Where are the Remains of Rhode Island’s First Settler? Part 2
By Thomas D’Agostino
When last we heard of the whereabouts of the Rev. Blackstone’s remains, they were interred in the vast works of the Ann & Hope Mill. Did they stay there? Read on to find out. (Missed Part 1? Visit theyankeexpress.com)
According to Amelia Daggert Sheffield who had taken her father’s accounts and edited them for the book “A Sketch of the History of Attleborough from its Settlement to the Division,” the box was to be buried under the building and the monument erected in his name. A very old postcard of the mill shows the monument beside one of the mill walls.
The monument as described by Mrs. Sheffield stood a few yards from the original grave which was now covered by the Ann & Hope mill. In her own words from the aforementioned book:
“It is of granite about twelve feet high,-the base five or six feet square and the shaft a foot or more smaller, tapering slightly.

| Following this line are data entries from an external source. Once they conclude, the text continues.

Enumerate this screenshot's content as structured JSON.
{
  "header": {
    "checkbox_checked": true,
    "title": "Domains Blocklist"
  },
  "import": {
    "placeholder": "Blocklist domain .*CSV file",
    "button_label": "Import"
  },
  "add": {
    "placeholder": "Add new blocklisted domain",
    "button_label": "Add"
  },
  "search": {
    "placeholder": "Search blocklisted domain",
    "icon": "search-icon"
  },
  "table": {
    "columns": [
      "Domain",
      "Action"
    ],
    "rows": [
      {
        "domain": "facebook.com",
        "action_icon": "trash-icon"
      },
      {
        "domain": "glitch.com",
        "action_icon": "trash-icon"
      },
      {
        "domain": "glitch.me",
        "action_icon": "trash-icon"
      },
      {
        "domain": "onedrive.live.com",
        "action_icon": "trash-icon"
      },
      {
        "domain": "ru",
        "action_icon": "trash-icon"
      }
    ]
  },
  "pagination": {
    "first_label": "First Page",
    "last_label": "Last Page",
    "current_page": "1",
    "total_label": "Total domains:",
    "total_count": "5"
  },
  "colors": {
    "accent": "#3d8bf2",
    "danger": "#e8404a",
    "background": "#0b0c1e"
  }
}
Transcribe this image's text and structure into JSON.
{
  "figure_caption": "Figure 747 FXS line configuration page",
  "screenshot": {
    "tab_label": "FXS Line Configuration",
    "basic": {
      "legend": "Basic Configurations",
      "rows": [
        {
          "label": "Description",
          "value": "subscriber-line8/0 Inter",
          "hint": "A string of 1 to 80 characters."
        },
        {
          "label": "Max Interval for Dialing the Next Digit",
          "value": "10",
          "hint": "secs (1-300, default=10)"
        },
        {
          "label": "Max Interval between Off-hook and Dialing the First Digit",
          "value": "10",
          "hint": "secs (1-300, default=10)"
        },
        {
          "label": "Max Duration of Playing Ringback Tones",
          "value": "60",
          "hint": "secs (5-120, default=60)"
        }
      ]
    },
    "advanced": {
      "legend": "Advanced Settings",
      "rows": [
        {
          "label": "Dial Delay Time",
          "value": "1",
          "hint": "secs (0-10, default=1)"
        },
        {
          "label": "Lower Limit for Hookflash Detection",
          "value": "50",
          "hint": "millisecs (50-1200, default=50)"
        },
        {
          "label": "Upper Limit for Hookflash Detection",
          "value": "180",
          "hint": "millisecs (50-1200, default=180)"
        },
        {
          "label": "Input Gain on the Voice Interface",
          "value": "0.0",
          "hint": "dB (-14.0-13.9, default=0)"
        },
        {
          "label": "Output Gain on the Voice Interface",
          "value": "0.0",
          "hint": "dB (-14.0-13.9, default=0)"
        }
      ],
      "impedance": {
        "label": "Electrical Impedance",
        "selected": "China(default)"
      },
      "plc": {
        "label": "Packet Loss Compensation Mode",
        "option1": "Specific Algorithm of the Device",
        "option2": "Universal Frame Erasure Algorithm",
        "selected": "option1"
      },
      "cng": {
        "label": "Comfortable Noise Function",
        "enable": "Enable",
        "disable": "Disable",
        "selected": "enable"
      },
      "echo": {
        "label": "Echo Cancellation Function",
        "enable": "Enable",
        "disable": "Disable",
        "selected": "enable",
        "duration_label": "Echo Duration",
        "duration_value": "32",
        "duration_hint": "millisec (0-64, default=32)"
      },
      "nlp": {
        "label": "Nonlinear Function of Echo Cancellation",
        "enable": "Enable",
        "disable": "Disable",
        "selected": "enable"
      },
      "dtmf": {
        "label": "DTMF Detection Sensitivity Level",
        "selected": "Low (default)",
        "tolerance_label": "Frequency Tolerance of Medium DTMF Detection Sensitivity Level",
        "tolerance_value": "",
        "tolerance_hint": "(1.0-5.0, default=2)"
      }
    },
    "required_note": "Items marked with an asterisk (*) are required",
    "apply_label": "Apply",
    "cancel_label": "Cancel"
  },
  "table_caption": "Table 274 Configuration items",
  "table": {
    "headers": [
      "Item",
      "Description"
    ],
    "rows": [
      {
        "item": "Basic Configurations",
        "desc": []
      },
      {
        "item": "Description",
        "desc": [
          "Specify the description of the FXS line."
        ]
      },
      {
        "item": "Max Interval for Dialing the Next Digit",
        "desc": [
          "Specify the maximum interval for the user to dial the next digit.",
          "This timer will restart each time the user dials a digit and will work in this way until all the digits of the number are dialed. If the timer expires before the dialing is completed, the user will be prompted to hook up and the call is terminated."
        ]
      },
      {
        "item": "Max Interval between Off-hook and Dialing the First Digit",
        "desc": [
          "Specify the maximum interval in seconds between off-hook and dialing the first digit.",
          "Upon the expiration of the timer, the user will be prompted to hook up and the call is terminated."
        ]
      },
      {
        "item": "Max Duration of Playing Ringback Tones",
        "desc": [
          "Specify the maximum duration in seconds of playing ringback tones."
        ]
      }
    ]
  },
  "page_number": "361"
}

It is within the enclosed grounds of the mill, surrounded by the vivid green of a beautiful lawn, being the only object on it.”
The front has a cross on it, naming it as the Rev. Blackstone’s burial place, as well as the claim that he was a founder of Boston and the first white settler of Rhode Island. The monument’s other three sides boast the rest of his lifetime achievements, the date of his settlement in Rhode Island (a year before his friend Roger Williams) and date of his death. All in all, pretty typical of an honorary monument. As for his bones, a certain G.W. Pratt was entrusted to hold onto the wooden box which had been sealed with lead and metal bands until the mill was completed and the monument erected.
For many years the remains of Preacher Blackstone rested with his monument in the industrial clamor of whirring engines and spindles. The “Spirit of the Gentle Sage” was most definitely out of his environment in this eternal habitat. His mortal coil was untouched from 1889 to the 1940’s when the textile industry began a southward migration in search of cheaper labor. Ann & Hope’s majestic walls soon held but memories and ghosts of the American Industrial Revolution. As for the monument, the grass grew wild and the stone fell into neglect.
This was short lived, however. World War II gave new life to the mill as a repair depot for armory of the Navy. Now the monument had a new dilemma. The hustle and bustle of trains loading and unloading threatened its existence. The First Presbyterian Church of Cumberland then entered in agreement to move the monument to a piece of their land for further preservation. The Navy agreed and in 1944 William Blackstone’s monument was moved to its present location on Broad and Cumberland Streets which overlooks the rear of the great mill. Were his remains moved with the monument? It was then unclear whether they had been dug up and relocated. It was unclear if they had ever been buried under or near the vast stone to begin with. The town of Cumberland now maintains the minute park where the stone graces the small walkway that encompasses it. The obelisk looks slightly out of place sitting on a corner right next to a sidewalk overlooking what is now deemed as America’s first discount store.
The elusive bones can be traced up to the 1960’s when James Furay, who was Ann & Hope’s plant manager in the 40’s, was overseeing a digging project to extend utilities to a newly constructed cottage that was to be used as an office. While digging, the backhoe ran into a box. It was sealed in heavy lead and the corners had been soldered tight. Upon opening it the crew found some bone fragments and very old nails. The box had been buried north of one of the north towers that was razed during renovations to the mill.
The box sat in a store room until the 1960’s when Ann & Hope went through another expansion. It was then that Furay’s old office and store room were cleaned and room was made for a new structural enclosure. He had intended to give the box to the Rhode Island Historical Society but never got around to it. No one knows what happened to the box. It obviously, according to these accounts, was not reburied under the monument when the obelisk was moved to its present location.
Did the small coffin containing Reverend Blackstone’s remains get thrown out when the store was expanding? If so, then it is more than likely our founder is now buried in the State Landfill. Does that sound like a fitting way to bestow our gratitude for the great Reverend who was the first white settler of our state, rode a bull, (that’s right. Not a horse, a bull!) and gave Rhode Island it’s famous apples?